Wanson Mouth is located just to the south of Widemouth Bay. It is a privately owned beach, but with public access permitted and no restrictions on collecting fossils. It is also a quick and easy site to access, with some excellent Upper Carboniferous fossils to be found, such as goniatites, ostracods, molluscs and worm tubes.
♦ Take the southern coastal road through Widemouth Bay. At the southern end, you will see a couple of holiday parks with a hotel and pub just on the corner of a sharp bend.
♦ At this bend, turn off on the minor coastal road that continues heading southwards. The road will wind round, down and up a small valley. Parking is permitted along the right hand side of the road.
♦ There is a signpost indicating that this is a private beach, but access is permitted. Follow the footpath down through the valley, passing over a footbridge.
♦ It will reach a small bay with access to the foreshore. From here, fossils can be found in particular beds both north and south of the mouth of a small river (Wanson Water).
♦ Ref: 50.78031°N, 4.56078°W
FIND FREQUENCY: ♦♦♦ – Upper Carboniferous fossils can be found in specific horizons, which are not easy to find when the strata run vertically in places. They are all near to the mouth of the river.
CHILDREN: ♦♦♦♦ – This beach is suitable for children. However, it becomes rocky to the northern and southern ends, and the beach is not as sandy as the popular tourist beaches at Widemouth. However, it is still suitable for all the family, but be aware that, unlike other beaches, there are no lifeguards or toilets
ACCESS: ♦♦♦ – Wanson Mouth is fairly easy to get to, although there is limited parking for just a few cars along a narrow road. We recommend the use of GPS to find the specific fossil hotspots featured in this guide.
TYPE: – Fossils are found in specific beds within the cliff and foreshore. You need to follow this guide very carefully to locate these and we also recommended reading the GA Guide to Bude and Tintagel for a more detailed explanation of these sites.
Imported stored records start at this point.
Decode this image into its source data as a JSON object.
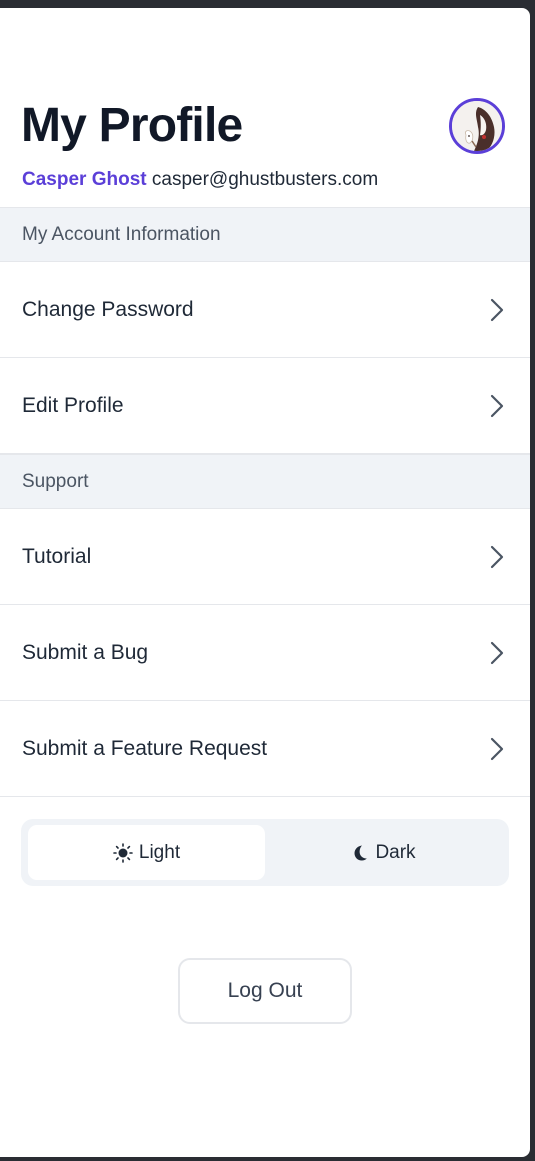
{
  "header": {
    "title": "My Profile",
    "user_name": "Casper Ghost",
    "user_email": "casper@ghustbusters.com"
  },
  "sections": {
    "account": {
      "title": "My Account Information",
      "items": [
        "Change Password",
        "Edit Profile"
      ]
    },
    "support": {
      "title": "Support",
      "items": [
        "Tutorial",
        "Submit a Bug",
        "Submit a Feature Request"
      ]
    }
  },
  "theme": {
    "light_label": "Light",
    "dark_label": "Dark",
    "selected": "Light"
  },
  "logout_label": "Log Out",
  "colors": {
    "accent": "#5b3fd8",
    "section_bg": "#f0f3f7",
    "text": "#1f2937"
  },
  "icons": {
    "avatar": "ghost-avatar",
    "chevron": "chevron-right-icon",
    "light": "sun-icon",
    "dark": "moon-icon"
  }
}
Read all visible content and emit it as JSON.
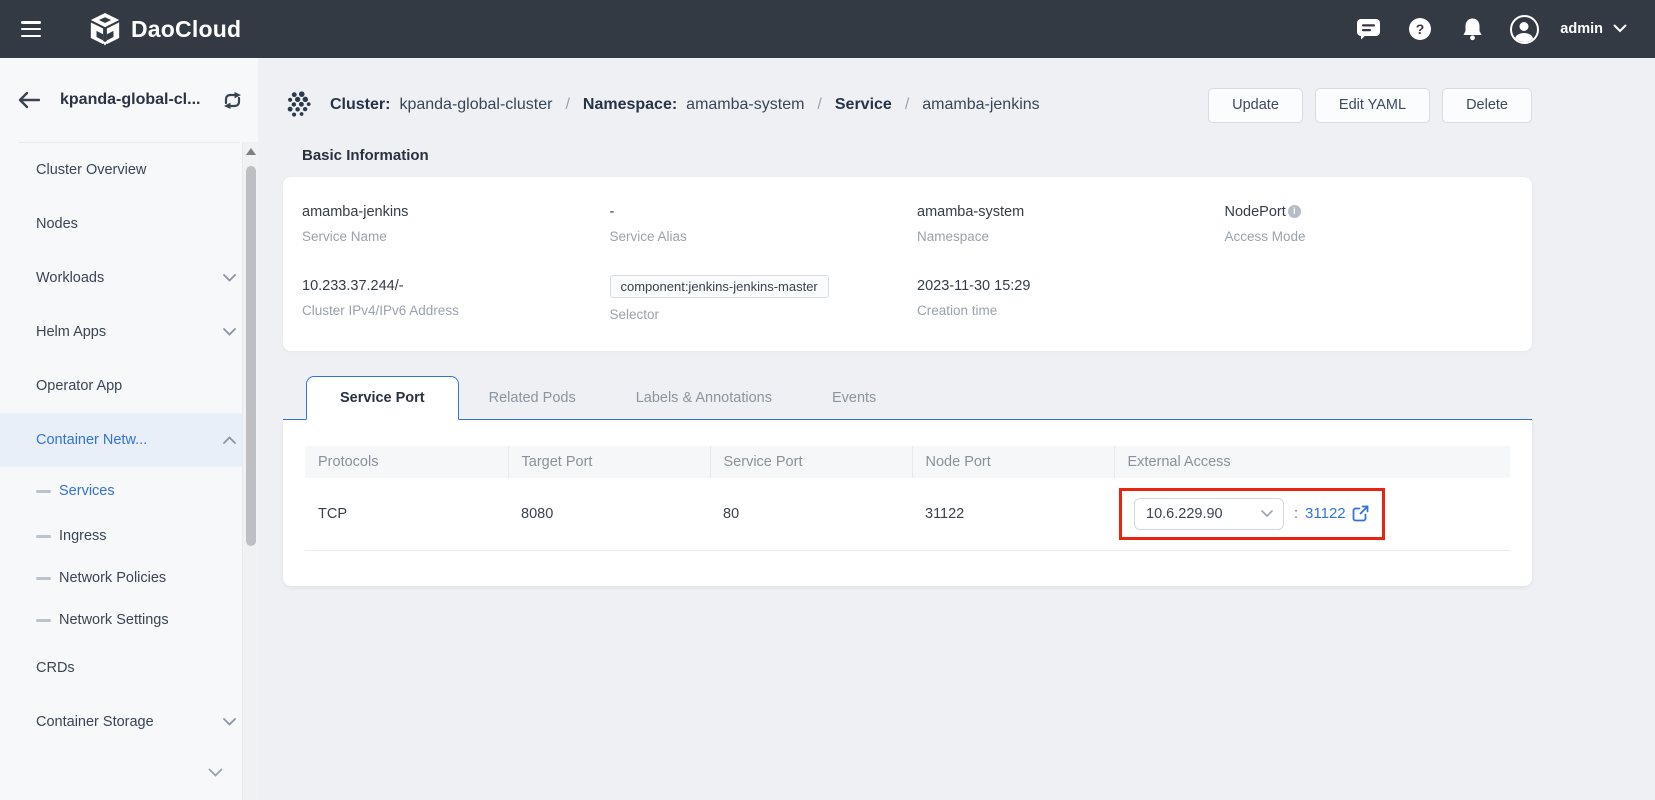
{
  "colors": {
    "accent": "#3273dc",
    "annotation_red": "#e8230f",
    "topbar_bg": "#343a43"
  },
  "topbar": {
    "brand": "DaoCloud",
    "user": "admin",
    "icons": {
      "menu": "hamburger",
      "message": "speech-bubble",
      "help": "question-circle",
      "notifications": "bell",
      "account": "avatar",
      "expand": "chevron-down"
    }
  },
  "sidebar": {
    "title": "kpanda-global-cl...",
    "items": {
      "0": {
        "label": "Cluster Overview"
      },
      "1": {
        "label": "Nodes"
      },
      "2": {
        "label": "Workloads"
      },
      "3": {
        "label": "Helm Apps"
      },
      "4": {
        "label": "Operator App"
      },
      "5": {
        "label": "Container Netw..."
      },
      "6": {
        "label": "Services"
      },
      "7": {
        "label": "Ingress"
      },
      "8": {
        "label": "Network Policies"
      },
      "9": {
        "label": "Network Settings"
      },
      "10": {
        "label": "CRDs"
      },
      "11": {
        "label": "Container Storage"
      }
    }
  },
  "breadcrumb": {
    "cluster_label": "Cluster:",
    "cluster_value": "kpanda-global-cluster",
    "sep": "/",
    "namespace_label": "Namespace:",
    "namespace_value": "amamba-system",
    "service_label": "Service",
    "service_value": "amamba-jenkins"
  },
  "actions": {
    "update": "Update",
    "edit_yaml": "Edit YAML",
    "delete": "Delete"
  },
  "basic_info": {
    "title": "Basic Information",
    "fields": {
      "0": {
        "value": "amamba-jenkins",
        "label": "Service Name"
      },
      "1": {
        "value": "-",
        "label": "Service Alias"
      },
      "2": {
        "value": "amamba-system",
        "label": "Namespace"
      },
      "3": {
        "value": "NodePort",
        "label": "Access Mode",
        "info_icon": "i"
      },
      "4": {
        "value": "10.233.37.244/-",
        "label": "Cluster IPv4/IPv6 Address"
      },
      "5": {
        "value": "component:jenkins-jenkins-master",
        "label": "Selector"
      },
      "6": {
        "value": "2023-11-30 15:29",
        "label": "Creation time"
      }
    }
  },
  "tabs": {
    "0": {
      "label": "Service Port",
      "active": true
    },
    "1": {
      "label": "Related Pods"
    },
    "2": {
      "label": "Labels & Annotations"
    },
    "3": {
      "label": "Events"
    }
  },
  "table": {
    "columns": {
      "0": "Protocols",
      "1": "Target Port",
      "2": "Service Port",
      "3": "Node Port",
      "4": "External Access"
    },
    "row": {
      "protocol": "TCP",
      "target_port": "8080",
      "service_port": "80",
      "node_port": "31122",
      "external_ip": "10.6.229.90",
      "colon": ":",
      "external_port": "31122"
    }
  }
}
Wanson Mouth contains Upper Carboniferous shales, sandstones and mudstones, which provide the best chance of finding fossils. The best fossil locality can be found about 150m to 200m to the north of Wanson Mouth (SS 1956 0127). This is at the northern end of the bay. Goniatites (Gastrioceras coronatum)are common here, found either as solid or flattened impressions in black mudstone, at the foot of the cliff. Other fossiliferous horizons in the sandstone yield sand-filled impressions of goniatites and within light buff coloured ironstone layers, better preserved goniatites are found. Please note this is a PRIVATE beach and hammering the bedrock is not permitted.
There are also some light coloured gritty sandstones, which contain ostracods, molluscs and worm tubes. You will probably need a good field lens to view these, as they are very small. They can be seen along the foreshore, just a bit further south of Wanson Mouth. Samples can also be collected for viewing under a microscope at home.
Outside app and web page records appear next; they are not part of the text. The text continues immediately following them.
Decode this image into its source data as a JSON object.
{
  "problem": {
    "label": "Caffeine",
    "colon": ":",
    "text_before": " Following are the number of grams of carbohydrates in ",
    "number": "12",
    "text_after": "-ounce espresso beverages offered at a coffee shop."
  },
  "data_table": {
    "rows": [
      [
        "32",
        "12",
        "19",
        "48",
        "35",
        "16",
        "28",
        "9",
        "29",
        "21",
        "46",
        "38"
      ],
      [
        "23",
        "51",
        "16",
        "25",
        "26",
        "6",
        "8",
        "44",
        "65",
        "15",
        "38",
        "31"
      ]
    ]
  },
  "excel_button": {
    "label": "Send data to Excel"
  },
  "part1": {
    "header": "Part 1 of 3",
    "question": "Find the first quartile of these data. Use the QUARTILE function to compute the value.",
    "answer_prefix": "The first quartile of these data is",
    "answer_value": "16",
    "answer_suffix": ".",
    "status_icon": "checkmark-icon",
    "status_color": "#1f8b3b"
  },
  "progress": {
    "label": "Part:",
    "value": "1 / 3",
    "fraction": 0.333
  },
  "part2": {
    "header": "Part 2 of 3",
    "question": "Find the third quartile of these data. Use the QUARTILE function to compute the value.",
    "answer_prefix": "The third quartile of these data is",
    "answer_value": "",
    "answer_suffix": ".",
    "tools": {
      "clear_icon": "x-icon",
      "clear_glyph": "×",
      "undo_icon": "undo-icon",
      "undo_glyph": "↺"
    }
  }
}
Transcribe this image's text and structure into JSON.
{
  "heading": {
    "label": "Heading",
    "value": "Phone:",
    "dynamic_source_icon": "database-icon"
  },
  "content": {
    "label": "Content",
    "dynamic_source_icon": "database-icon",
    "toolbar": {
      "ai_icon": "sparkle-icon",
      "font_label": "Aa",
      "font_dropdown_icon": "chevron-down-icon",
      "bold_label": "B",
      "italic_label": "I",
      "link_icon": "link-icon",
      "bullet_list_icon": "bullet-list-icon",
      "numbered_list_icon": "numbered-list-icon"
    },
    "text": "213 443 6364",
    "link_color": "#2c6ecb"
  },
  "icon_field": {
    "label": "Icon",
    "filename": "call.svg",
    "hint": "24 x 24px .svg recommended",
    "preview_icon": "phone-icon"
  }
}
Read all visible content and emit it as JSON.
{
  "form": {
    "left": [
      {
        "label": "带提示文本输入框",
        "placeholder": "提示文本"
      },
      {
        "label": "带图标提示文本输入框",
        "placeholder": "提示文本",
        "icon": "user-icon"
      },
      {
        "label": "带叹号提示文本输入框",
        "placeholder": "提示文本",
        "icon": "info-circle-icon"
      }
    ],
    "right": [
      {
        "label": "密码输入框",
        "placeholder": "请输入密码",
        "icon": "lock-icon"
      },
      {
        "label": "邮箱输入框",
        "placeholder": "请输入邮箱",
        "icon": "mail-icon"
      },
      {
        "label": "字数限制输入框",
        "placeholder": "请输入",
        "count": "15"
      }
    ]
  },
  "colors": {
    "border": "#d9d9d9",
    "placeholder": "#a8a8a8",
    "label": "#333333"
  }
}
If you walk slightly further south, fragments of goniatites can be seen in the base of the sandstones. These are about 65 to 150m south of the stream at the base of the cliff, and they also outcrop 200m south of the stream on the foreshore.
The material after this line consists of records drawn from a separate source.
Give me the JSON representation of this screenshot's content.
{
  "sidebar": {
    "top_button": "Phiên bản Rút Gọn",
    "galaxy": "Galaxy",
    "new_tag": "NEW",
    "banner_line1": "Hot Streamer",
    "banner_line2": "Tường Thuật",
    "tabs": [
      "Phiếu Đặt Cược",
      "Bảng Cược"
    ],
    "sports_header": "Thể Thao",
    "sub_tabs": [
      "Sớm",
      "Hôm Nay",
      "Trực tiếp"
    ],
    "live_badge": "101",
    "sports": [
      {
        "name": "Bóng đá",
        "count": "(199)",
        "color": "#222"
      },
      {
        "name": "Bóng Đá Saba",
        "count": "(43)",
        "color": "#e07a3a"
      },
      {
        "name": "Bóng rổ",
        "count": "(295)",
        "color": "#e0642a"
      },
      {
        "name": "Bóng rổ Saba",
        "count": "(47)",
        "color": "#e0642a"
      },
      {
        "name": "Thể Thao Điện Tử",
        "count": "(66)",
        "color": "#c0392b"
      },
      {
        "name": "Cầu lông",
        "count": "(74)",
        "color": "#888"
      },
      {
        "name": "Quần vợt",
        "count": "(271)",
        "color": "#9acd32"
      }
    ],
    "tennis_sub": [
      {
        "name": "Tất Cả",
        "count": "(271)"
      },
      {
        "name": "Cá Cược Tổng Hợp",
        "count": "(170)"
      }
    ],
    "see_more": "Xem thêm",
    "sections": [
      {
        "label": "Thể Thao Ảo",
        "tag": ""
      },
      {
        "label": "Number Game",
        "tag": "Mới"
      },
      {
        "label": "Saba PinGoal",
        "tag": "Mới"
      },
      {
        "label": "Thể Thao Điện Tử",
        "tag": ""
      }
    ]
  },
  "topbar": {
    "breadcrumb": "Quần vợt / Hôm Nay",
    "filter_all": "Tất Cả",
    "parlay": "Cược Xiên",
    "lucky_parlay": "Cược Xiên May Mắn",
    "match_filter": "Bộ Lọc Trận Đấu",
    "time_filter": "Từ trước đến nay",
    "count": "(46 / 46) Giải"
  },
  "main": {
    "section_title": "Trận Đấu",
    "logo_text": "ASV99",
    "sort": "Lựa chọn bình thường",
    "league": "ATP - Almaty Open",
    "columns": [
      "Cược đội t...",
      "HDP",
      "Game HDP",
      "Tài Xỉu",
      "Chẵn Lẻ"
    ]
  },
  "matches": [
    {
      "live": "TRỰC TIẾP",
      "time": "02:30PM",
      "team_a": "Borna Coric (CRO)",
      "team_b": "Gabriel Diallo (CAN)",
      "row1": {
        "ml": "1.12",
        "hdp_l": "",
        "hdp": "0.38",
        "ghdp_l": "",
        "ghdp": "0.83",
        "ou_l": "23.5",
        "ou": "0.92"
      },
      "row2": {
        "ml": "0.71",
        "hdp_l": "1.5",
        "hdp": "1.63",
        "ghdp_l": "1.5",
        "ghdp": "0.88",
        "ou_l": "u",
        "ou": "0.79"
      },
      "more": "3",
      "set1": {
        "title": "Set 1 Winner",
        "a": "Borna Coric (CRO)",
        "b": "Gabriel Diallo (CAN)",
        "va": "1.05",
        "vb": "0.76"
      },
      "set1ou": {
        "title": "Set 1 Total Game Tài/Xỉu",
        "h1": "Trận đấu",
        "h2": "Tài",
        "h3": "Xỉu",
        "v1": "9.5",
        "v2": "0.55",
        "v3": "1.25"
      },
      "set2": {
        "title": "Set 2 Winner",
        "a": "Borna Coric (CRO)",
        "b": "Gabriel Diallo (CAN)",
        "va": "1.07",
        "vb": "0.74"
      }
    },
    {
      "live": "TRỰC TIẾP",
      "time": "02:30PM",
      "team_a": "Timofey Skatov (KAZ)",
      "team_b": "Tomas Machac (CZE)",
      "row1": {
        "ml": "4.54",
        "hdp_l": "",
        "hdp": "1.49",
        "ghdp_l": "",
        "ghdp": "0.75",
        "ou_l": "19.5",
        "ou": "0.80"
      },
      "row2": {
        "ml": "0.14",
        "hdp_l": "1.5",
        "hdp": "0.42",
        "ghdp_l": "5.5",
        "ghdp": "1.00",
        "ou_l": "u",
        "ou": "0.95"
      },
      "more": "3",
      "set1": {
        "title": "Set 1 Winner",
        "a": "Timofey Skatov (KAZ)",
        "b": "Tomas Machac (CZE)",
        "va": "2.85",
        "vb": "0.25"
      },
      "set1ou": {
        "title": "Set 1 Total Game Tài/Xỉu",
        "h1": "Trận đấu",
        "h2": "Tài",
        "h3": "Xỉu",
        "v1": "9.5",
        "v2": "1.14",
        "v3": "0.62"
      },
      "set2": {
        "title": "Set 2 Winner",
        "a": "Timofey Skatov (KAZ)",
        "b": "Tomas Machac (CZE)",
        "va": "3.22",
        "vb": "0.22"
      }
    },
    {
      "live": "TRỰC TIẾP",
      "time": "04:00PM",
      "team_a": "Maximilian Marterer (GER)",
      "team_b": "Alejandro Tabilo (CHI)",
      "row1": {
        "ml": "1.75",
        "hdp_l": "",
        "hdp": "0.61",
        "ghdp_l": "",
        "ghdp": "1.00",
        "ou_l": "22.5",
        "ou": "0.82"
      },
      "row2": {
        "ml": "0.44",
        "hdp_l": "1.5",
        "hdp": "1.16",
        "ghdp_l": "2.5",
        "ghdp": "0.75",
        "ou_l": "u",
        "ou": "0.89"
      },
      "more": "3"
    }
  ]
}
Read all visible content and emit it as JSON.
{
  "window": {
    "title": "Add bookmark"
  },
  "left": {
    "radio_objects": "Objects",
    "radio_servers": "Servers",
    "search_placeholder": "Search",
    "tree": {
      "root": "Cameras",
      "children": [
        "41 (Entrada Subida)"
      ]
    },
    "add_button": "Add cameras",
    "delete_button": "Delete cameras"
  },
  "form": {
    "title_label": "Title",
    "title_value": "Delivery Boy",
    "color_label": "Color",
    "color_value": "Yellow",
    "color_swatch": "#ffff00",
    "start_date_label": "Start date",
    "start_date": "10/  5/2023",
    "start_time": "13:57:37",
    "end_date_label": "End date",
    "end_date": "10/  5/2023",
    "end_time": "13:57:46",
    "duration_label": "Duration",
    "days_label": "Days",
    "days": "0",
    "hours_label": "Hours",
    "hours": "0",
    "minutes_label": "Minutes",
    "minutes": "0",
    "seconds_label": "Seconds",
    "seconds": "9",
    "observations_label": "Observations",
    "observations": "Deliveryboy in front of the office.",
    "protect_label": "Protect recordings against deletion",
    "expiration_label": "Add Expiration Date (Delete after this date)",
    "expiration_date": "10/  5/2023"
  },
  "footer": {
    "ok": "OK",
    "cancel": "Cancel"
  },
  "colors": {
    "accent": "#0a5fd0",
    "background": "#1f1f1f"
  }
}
Wanson Mouth is dominated by Carboniferous grey shales and sandstones from the Crackington Formation (~310 mya). The age is from Arnsbergian (Late Missisipian) to Langsettian (Early Pennsylvanian).
The rocks consist of mostly mudstones and shales, with thin layers of sandstones in between. Thin, inconsistent and vertical beds of black shale are clearly visible within the cliff, and this is where most of the more fragile, crushed fossils can be seen. Solid fossils, such as goniatites, are mostly found in the mudstones. Please note this is a PRIVATE beach and hammering the bedrock is not permitted.
At the northern and southern headlands of this bay, the sea always reaches the cliffs and it is easy to become cut off by the tide. However, since most fossils are found within the bay, it is possible to collect at any time. If collecting on an incoming tide, do not walk further than this bay. In addition, the foreshore can be very rocky at the headlands, with tall dangerous cliffs from which rocks do fall. Therefore, do not approach the base of these cliffs.
A hammer, chisel and safety glasses are recommended. Most of the rocks are easy to split, so a splitting hammer is the most useful type to take.
This site is an SSSI. This means you can visit the site, but hammering the bedrock is not permitted. For full information about the reasons for the status of the site and restrictions please download the PDF from Natural England – SSSI Information – Wanson Mouth